- [ACTIVITY]: Omit every picture, then give all the entries again exactly.

[Source data]
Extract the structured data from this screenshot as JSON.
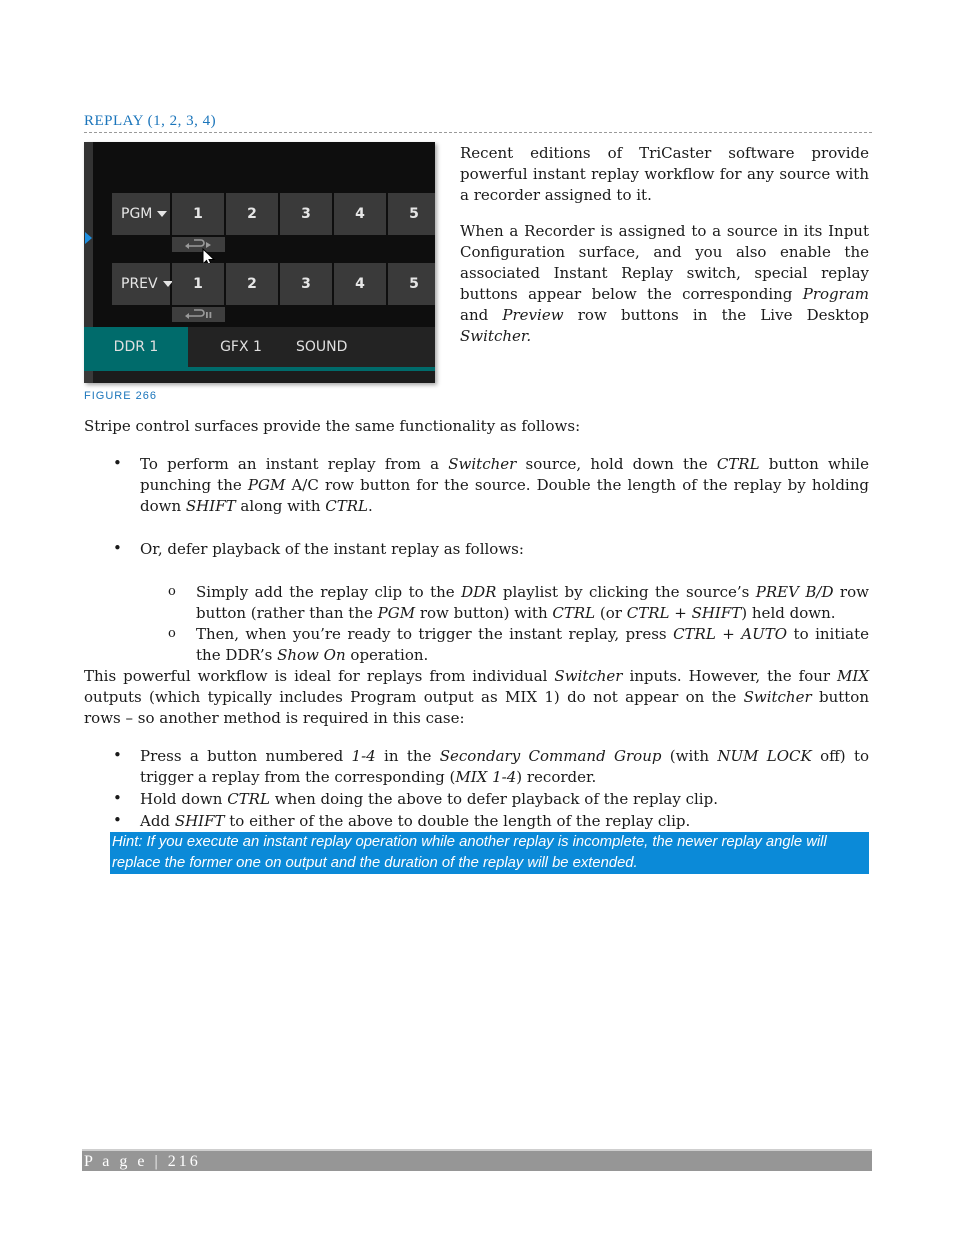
{
  "section": {
    "title": "REPLAY (1, 2, 3, 4)"
  },
  "figure": {
    "pgm_label": "PGM",
    "prev_label": "PREV",
    "buttons": [
      "1",
      "2",
      "3",
      "4",
      "5"
    ],
    "tabs": [
      "DDR 1",
      "GFX 1",
      "SOUND"
    ],
    "active_tab": "DDR 1",
    "caption": "FIGURE 266",
    "icons": [
      "replay-play-icon",
      "replay-pause-icon",
      "mouse-cursor-icon",
      "dropdown-caret-icon"
    ],
    "colors": {
      "accent_teal": "#006b6b",
      "marker_blue": "#1e8fe0"
    }
  },
  "intro": {
    "p1": "Recent editions of TriCaster software provide powerful instant replay workflow for any source with a recorder assigned to it.",
    "p2_a": "When a Recorder is assigned to a source in its Input Configuration surface, and you also enable the associated Instant Replay switch, special replay buttons appear below the corresponding ",
    "p2_program": "Program",
    "p2_and": " and ",
    "p2_preview": "Preview",
    "p2_b": " row buttons in the Live Desktop ",
    "p2_switcher": "Switcher."
  },
  "stripe": {
    "lead": "Stripe control surfaces provide the same functionality as follows:",
    "bullet1": {
      "t1": "To perform an instant replay from a ",
      "switcher": "Switcher",
      "t2": " source, hold down the ",
      "ctrl": "CTRL",
      "t3": " button while punching the ",
      "pgm": "PGM",
      "t4": " A/C row button for the source. Double the length of the replay by holding down ",
      "shift": "SHIFT",
      "t5": " along with ",
      "ctrl2": "CTRL",
      "t6": "."
    },
    "bullet2": "Or, defer playback of the instant replay as follows:",
    "sub1": {
      "t1": "Simply add the replay clip to the ",
      "ddr": "DDR",
      "t2": " playlist by clicking the source’s ",
      "prevbd": "PREV B/D",
      "t3": " row button (rather than the ",
      "pgm": "PGM",
      "t4": " row button) with ",
      "ctrl": "CTRL",
      "t5": " (or ",
      "ctrlshift": "CTRL + SHIFT",
      "t6": ") held down."
    },
    "sub2": {
      "t1": "Then, when you’re ready to trigger the instant replay, press ",
      "ctrlauto": "CTRL + AUTO",
      "t2": " to initiate the DDR’s ",
      "showon": "Show On",
      "t3": " operation."
    }
  },
  "mix": {
    "t1": "This powerful workflow is ideal for replays from individual ",
    "switcher": "Switcher",
    "t2": " inputs. However, the four ",
    "mix": "MIX",
    "t3": " outputs (which typically includes Program output as MIX 1) do not appear on the ",
    "switcher2": "Switcher",
    "t4": " button rows – so another method is required in this case:",
    "b1": {
      "t1": "Press a button numbered ",
      "range": "1-4",
      "t2": " in the ",
      "scg": "Secondary Command Group",
      "t3": " (with ",
      "numlock": "NUM LOCK",
      "t4": " off) to trigger a replay from the corresponding (",
      "mixr": "MIX 1-4",
      "t5": ") recorder."
    },
    "b2": {
      "t1": "Hold down ",
      "ctrl": "CTRL",
      "t2": " when doing the above to defer playback of the replay clip."
    },
    "b3": {
      "t1": "Add ",
      "shift": "SHIFT",
      "t2": " to either of the above to double the length of the replay clip."
    }
  },
  "hint": "Hint: If you execute an instant replay operation while another replay is incomplete, the newer replay angle will replace the former one on output and the duration of the replay will be extended.",
  "footer": {
    "page_label": "P a g e | 216"
  }
}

- [RESULT FOR THIS TASK]:
Extract the structured data from this screenshot as JSON.
{
  "section": {
    "title": "REPLAY (1, 2, 3, 4)"
  },
  "figure": {
    "pgm_label": "PGM",
    "prev_label": "PREV",
    "buttons": [
      "1",
      "2",
      "3",
      "4",
      "5"
    ],
    "tabs": [
      "DDR 1",
      "GFX 1",
      "SOUND"
    ],
    "active_tab": "DDR 1",
    "caption": "FIGURE 266",
    "icons": [
      "replay-play-icon",
      "replay-pause-icon",
      "mouse-cursor-icon",
      "dropdown-caret-icon"
    ],
    "colors": {
      "accent_teal": "#006b6b",
      "marker_blue": "#1e8fe0"
    }
  },
  "intro": {
    "p1": "Recent editions of TriCaster software provide powerful instant replay workflow for any source with a recorder assigned to it.",
    "p2_a": "When a Recorder is assigned to a source in its Input Configuration surface, and you also enable the associated Instant Replay switch, special replay buttons appear below the corresponding ",
    "p2_program": "Program",
    "p2_and": " and ",
    "p2_preview": "Preview",
    "p2_b": " row buttons in the Live Desktop ",
    "p2_switcher": "Switcher."
  },
  "stripe": {
    "lead": "Stripe control surfaces provide the same functionality as follows:",
    "bullet1": {
      "t1": "To perform an instant replay from a ",
      "switcher": "Switcher",
      "t2": " source, hold down the ",
      "ctrl": "CTRL",
      "t3": " button while punching the ",
      "pgm": "PGM",
      "t4": " A/C row button for the source. Double the length of the replay by holding down ",
      "shift": "SHIFT",
      "t5": " along with ",
      "ctrl2": "CTRL",
      "t6": "."
    },
    "bullet2": "Or, defer playback of the instant replay as follows:",
    "sub1": {
      "t1": "Simply add the replay clip to the ",
      "ddr": "DDR",
      "t2": " playlist by clicking the source’s ",
      "prevbd": "PREV B/D",
      "t3": " row button (rather than the ",
      "pgm": "PGM",
      "t4": " row button) with ",
      "ctrl": "CTRL",
      "t5": " (or ",
      "ctrlshift": "CTRL + SHIFT",
      "t6": ") held down."
    },
    "sub2": {
      "t1": "Then, when you’re ready to trigger the instant replay, press ",
      "ctrlauto": "CTRL + AUTO",
      "t2": " to initiate the DDR’s ",
      "showon": "Show On",
      "t3": " operation."
    }
  },
  "mix": {
    "t1": "This powerful workflow is ideal for replays from individual ",
    "switcher": "Switcher",
    "t2": " inputs. However, the four ",
    "mix": "MIX",
    "t3": " outputs (which typically includes Program output as MIX 1) do not appear on the ",
    "switcher2": "Switcher",
    "t4": " button rows – so another method is required in this case:",
    "b1": {
      "t1": "Press a button numbered ",
      "range": "1-4",
      "t2": " in the ",
      "scg": "Secondary Command Group",
      "t3": " (with ",
      "numlock": "NUM LOCK",
      "t4": " off) to trigger a replay from the corresponding (",
      "mixr": "MIX 1-4",
      "t5": ") recorder."
    },
    "b2": {
      "t1": "Hold down ",
      "ctrl": "CTRL",
      "t2": " when doing the above to defer playback of the replay clip."
    },
    "b3": {
      "t1": "Add ",
      "shift": "SHIFT",
      "t2": " to either of the above to double the length of the replay clip."
    }
  },
  "hint": "Hint: If you execute an instant replay operation while another replay is incomplete, the newer replay angle will replace the former one on output and the duration of the replay will be extended.",
  "footer": {
    "page_label": "P a g e | 216"
  }
}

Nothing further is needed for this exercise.